I was running again and was surprised how well my legs were working especially after the hobbling on the Bump. I was 10 and a half minute miling still and this rush of energy encouraged me on. It was getting darker by the minute and the signage took me through Beeston Heath a dark forest within camp sites and holiday parks. I was scared shitless! And I just moved as quick as my legs would go. This was tough muddy up and down cross country and then a muddy track with forest either side.

After what seemed ages I could hear traffic so hopefully I was approaching a road. I came out on a village road and got a bit anxious as I didn’t know which way to turn. At this point I rang Andy who in turn put me onto Kevin the brilliant race director. As it turned out I was less than a mile from the finish but I didn’t know that. Luckily because of my RNR experience I knew the way when receiving directions from Kevin. I found my way onto the main road at East Runton and power walked the last ¾ of a mile. I spotted Andy and he passed me the torch and before I knew it I saw the black figure of Jodie.  I called out “Is that you Jodie”? And she ran towards me and gave me a massive hug. We were 20 metres from the finish. “I just want to finish” I said and we walked into the marquee.

I had done it. I sat in a chair next to I discovered was the 2nd lady finisher who had finished 10 minutes earlier. She looked in a much worse state than me but Jodie said I looked  white as a sheet. It was very emotional having the 3rd lady prize given to me after a very long day. My body didn’t take long to shut down. Jodie and Andy helped me off and on with clothes and I ate some tinned peaches and a cup of tea. I remember Jodie saying I had done so well and how amazed she was that I was still running near to the end of such a long way.

After big hugs and goodbyes we got into the car to come home, medal not leaving my neck, until I was sick about ½ an hour down the road. My body really was shutting down after a long day of pushing myself to the max and nutritional stuffs going in.
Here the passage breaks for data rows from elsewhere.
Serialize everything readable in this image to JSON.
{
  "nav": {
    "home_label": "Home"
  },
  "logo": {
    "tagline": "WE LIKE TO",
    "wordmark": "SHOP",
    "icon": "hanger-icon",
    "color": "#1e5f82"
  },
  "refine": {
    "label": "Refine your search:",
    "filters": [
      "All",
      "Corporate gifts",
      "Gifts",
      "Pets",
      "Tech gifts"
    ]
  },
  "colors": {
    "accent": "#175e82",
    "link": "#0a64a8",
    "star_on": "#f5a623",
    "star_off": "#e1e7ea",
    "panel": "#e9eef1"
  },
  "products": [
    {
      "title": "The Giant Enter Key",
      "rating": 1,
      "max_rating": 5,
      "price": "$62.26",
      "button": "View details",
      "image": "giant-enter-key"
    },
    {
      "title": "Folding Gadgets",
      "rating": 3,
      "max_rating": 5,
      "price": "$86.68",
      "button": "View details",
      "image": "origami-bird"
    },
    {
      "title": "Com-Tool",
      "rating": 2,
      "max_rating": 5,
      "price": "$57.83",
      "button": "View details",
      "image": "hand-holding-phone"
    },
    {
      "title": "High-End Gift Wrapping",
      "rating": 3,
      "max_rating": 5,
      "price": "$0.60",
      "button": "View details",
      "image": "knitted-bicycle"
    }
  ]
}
Felt much better after that and got to bed around 1.30am after some hot food.What a day. I never thought I couldn’t or wouldn’t do it and there were more ups than downs throughout the event. The downs were not that bad but I had prepared well. I would definately do this again. Don’t tell Andy. I am really looking forward to training and running the 50k in November, already entered of course. Then I will consider what I want to do next. 100 miles is definately up there.

I hope you don’t think I’m too bonkers and if you do I’m not bothered. You may think why does she want to run those ultra distances but if you have run a marathon and ever asked yourself the same question then you may be nearer to the answer than you think.

Thanks for reading about my experiences and hope you got this far!

Happy running

Karen xx